• SumoMe

Humble leaders lead better than their egotistical counterparts.

A study by Bradley Owens at the University at Buffalo School of Management found that “leaders who are open with their feelings and keen to learn and grow are better liked and perceived as more effective.”

The study asked 55 leaders in various capacities and levels to describe how humble leadership plays out in their field:

All of the respondents agreed that humble bosses lead by example, admit their mistakes, and recognize their followers’ strengths; and that these three behaviors are powerful predictors of company growth. Experienced white male leaders reportedly reap the most benefits from such selfless acts, most likely because their employees notice these unexpected deeds more. (The Atlantic)

My first thought was “wow that’s a small survey.” However, the same group released a much larger validating study of over 700 respondents that lead the team to the same conclusion.

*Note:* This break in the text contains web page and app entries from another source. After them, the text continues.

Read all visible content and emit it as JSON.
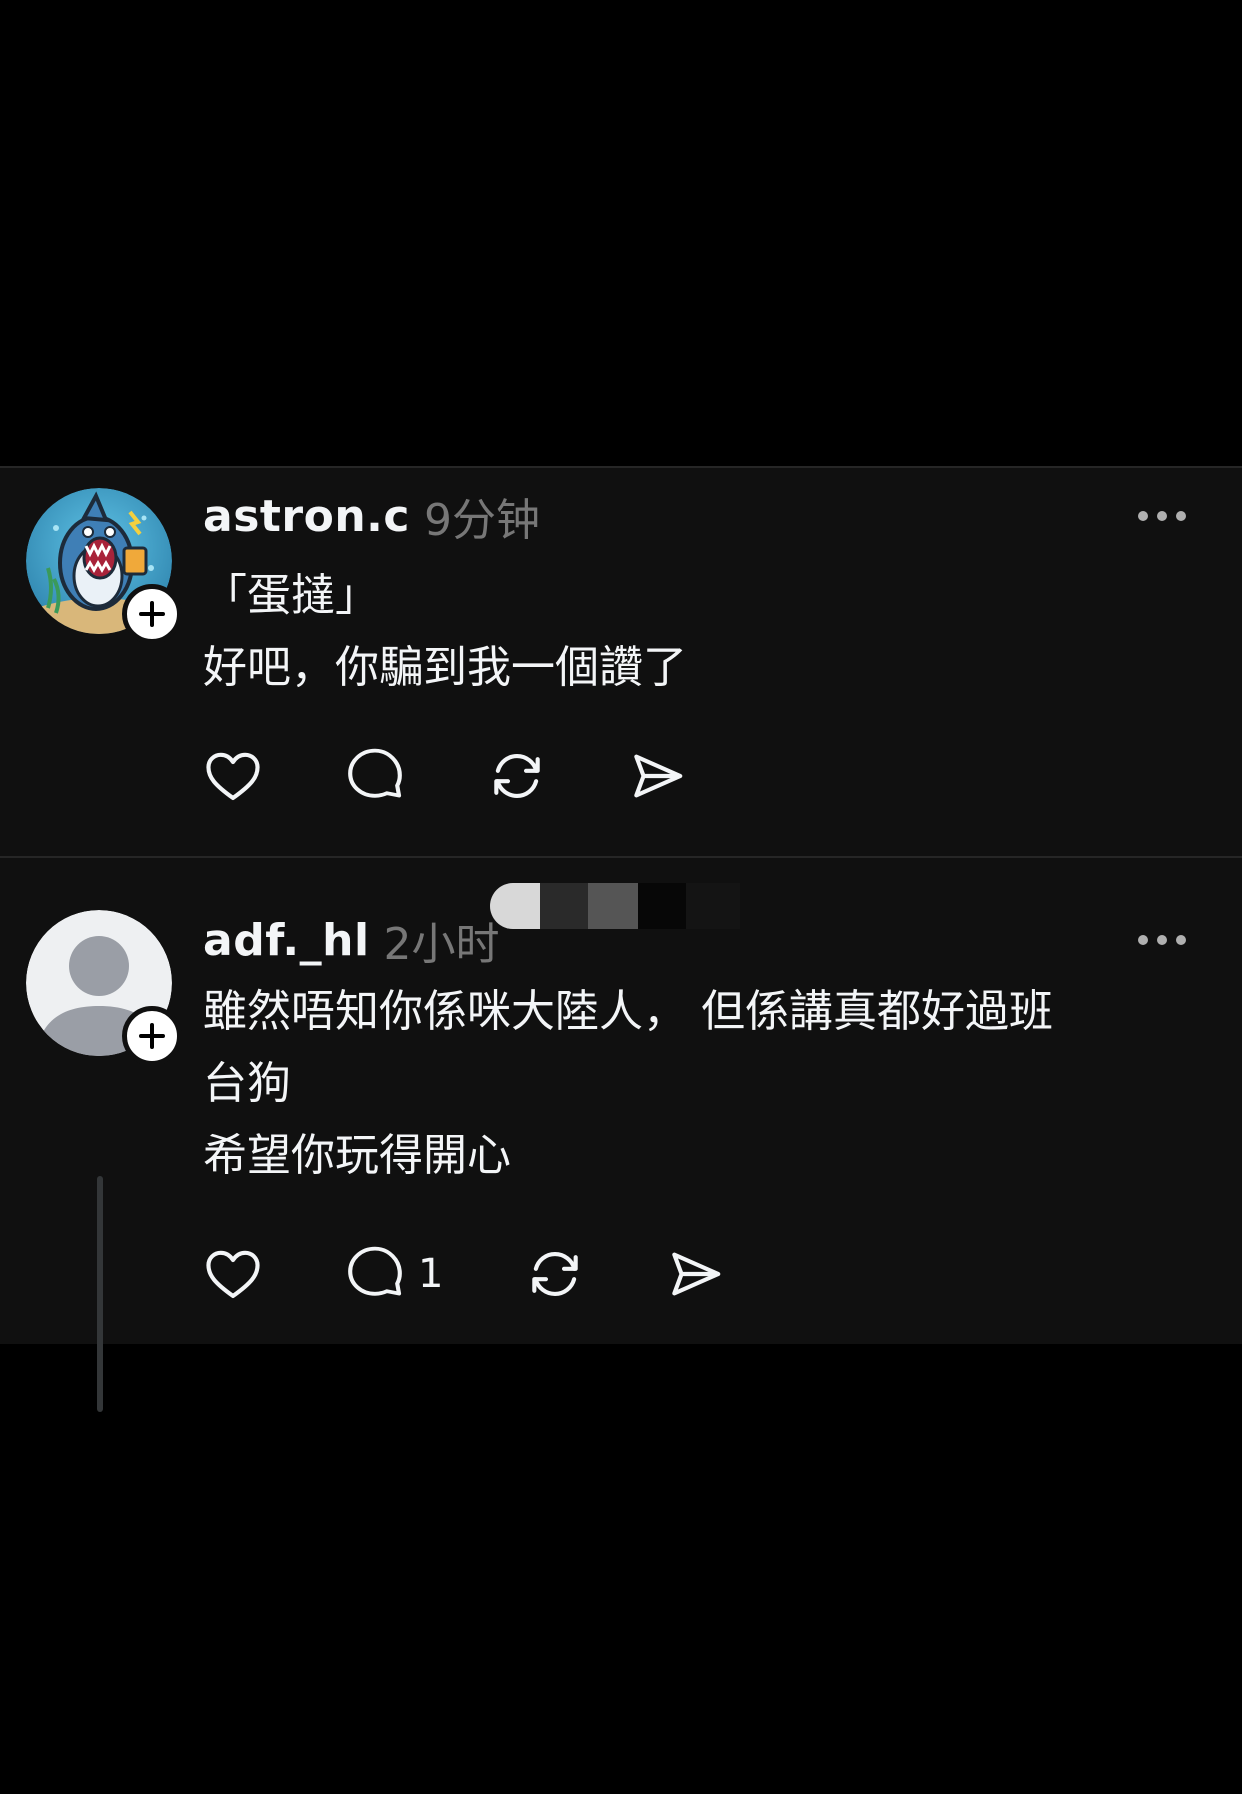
{
  "posts": [
    {
      "username": "astron.c",
      "time": "9分钟",
      "avatar_icon": "shark-avatar-icon",
      "lines": [
        "「蛋撻」",
        "好吧，你騙到我一個讚了"
      ],
      "actions": {
        "like": "",
        "reply": "",
        "repost": "",
        "share": ""
      }
    },
    {
      "username": "adf._hl",
      "time": "2小时",
      "avatar_icon": "default-person-avatar-icon",
      "lines": [
        "雖然唔知你係咪大陸人， 但係講真都好過班",
        "台狗",
        "希望你玩得開心"
      ],
      "actions": {
        "like": "",
        "reply": "1",
        "repost": "",
        "share": ""
      }
    }
  ],
  "colors": {
    "background": "#000000",
    "panel": "#101010",
    "text": "#f3f5f7",
    "muted": "#777777",
    "divider": "#262626"
  }
}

In a way, this study mirrors the findings of Jim Collins because his finding that the leader must have a part of themselves invested in the project or goal at hand is in itself a kind of humility and humbleness. When considering both studies on leadership in tandem, it’s clear that good leaders: lead by example, admit mistakes, recognize others’ strengths, and invest themselves in the goal.

Was there ever a time when your humble actions achieved greater results than if you took a more headstrong approach? Discuss it in the comments below.